(from The Uncanny Reader)
Against such interventions of fate as this, reflected Edward Pendlebury, there was truly nothing that the wisest and most farsighted could do; and the small derangement of his plans epitomised the larger derangement which was life.
This is the first time I’ve read anything by Robert Aickman, though I’ve been searching for his stuff for awhile (musicians I respect have sung his praises, or made references, at any rate). I’ve seen a couple of his reissued collections on Amazon, but have yet to run across a copy in a used shop; an original cover appeals to me.
Now that I’ve read “The Waiting Room,” I’m more intrigued than blown away. Where I wanted a twist, there was something more rote, and while some parts were inventive or charming, others were less so. I counted three instances of things “waxing” in this story, though there may have been more, and it seemed conspicuous. And some descriptions sprawled as if we too were Pendlebury, helpless but to wait around and bear witness.
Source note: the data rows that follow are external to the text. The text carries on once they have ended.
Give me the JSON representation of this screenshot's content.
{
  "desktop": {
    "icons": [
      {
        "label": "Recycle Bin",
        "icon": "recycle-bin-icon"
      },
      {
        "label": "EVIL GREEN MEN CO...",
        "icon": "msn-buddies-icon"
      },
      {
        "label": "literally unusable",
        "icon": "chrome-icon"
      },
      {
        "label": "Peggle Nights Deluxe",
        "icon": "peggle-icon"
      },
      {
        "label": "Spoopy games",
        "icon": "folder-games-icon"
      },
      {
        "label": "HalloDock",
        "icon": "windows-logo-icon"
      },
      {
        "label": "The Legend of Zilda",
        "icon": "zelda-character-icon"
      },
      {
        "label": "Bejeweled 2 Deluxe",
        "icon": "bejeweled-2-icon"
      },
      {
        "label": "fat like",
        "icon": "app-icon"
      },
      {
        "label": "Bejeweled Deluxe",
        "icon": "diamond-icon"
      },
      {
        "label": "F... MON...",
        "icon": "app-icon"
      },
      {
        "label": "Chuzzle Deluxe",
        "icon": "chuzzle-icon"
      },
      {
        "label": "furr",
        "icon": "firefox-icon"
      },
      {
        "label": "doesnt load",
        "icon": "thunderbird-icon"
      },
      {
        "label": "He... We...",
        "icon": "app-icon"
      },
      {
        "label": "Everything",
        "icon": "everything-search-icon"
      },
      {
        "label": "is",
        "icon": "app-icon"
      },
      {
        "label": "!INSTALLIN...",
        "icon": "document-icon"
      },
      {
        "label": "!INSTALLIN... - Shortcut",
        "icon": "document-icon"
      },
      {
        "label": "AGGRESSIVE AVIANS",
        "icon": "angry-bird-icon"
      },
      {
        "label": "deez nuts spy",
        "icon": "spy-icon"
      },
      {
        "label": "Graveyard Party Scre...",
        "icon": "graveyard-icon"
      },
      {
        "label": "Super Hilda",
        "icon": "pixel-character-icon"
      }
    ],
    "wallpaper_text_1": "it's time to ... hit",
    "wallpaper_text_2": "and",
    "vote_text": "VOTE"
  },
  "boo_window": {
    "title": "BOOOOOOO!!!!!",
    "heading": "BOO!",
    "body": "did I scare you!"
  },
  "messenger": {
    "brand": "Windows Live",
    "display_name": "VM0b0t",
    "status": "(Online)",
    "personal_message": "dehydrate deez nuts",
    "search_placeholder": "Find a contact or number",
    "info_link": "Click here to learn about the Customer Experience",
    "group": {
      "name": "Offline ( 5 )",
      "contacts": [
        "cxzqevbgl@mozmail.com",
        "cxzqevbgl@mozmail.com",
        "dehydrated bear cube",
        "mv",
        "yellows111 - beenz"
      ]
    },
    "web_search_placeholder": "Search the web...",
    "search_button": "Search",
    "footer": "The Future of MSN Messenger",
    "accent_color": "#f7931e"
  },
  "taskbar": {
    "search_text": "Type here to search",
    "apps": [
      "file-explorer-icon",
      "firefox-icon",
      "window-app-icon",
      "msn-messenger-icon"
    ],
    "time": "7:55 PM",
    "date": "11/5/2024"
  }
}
Still, I like the way I think this man thinks. I read this one sentence several times to unpack its meanings, which became less apparent once I finished: “Those seated upon the table were unmistakably of to-day. Though mostly young, they appeared to be old friends, habituated to trusting one another with the truth.” It’s an interesting thing to observe about apparitions, especially ones who exist but do not act in any meaningful way. I read that sentence again and feel like Morel.